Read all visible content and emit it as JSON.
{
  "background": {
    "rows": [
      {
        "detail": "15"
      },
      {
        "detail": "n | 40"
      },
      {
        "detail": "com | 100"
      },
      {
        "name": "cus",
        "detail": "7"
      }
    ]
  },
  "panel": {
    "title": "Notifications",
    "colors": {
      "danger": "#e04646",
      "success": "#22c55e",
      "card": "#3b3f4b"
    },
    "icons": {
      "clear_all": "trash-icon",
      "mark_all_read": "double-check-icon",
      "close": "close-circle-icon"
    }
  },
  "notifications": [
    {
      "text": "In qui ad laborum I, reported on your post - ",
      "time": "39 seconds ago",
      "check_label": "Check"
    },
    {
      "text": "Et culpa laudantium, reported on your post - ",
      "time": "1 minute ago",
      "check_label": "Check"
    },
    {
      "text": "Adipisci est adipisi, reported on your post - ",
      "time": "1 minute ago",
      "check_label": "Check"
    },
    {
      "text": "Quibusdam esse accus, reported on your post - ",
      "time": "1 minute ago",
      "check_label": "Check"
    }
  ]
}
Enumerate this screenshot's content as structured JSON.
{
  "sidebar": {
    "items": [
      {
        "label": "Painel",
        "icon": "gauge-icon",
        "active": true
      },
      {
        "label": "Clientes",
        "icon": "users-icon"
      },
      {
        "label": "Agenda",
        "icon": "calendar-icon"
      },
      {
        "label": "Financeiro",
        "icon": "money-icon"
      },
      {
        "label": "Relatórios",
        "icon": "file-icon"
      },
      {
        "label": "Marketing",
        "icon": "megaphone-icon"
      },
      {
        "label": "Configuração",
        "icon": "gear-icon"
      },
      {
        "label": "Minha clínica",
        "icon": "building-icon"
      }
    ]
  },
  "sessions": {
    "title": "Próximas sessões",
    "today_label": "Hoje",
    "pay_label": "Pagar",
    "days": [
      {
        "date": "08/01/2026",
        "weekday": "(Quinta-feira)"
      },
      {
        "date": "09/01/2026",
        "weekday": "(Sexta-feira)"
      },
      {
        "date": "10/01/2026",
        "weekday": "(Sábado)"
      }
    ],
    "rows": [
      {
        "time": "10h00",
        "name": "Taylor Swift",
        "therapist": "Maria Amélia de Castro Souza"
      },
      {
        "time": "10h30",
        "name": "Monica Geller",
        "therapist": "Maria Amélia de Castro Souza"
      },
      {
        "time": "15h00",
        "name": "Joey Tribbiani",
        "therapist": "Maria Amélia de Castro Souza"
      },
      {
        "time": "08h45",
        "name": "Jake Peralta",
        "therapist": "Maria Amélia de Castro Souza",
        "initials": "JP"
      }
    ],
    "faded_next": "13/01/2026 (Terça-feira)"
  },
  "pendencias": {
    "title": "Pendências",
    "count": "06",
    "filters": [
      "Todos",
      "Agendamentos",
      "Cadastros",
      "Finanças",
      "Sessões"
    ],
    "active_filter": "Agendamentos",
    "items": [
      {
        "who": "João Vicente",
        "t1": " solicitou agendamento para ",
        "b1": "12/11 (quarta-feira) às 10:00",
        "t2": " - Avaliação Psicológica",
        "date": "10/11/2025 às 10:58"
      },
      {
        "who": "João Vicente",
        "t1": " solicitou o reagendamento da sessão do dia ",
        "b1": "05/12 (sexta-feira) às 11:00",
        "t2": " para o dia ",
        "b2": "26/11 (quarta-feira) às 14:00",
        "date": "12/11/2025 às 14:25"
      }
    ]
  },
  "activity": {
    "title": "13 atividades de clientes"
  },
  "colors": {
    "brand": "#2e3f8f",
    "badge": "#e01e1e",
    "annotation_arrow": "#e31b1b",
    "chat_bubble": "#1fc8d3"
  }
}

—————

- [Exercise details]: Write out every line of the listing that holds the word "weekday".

- [Task output]:
        "weekday": "(Quinta-feira)"
        "weekday": "(Sexta-feira)"
        "weekday": "(Sábado)"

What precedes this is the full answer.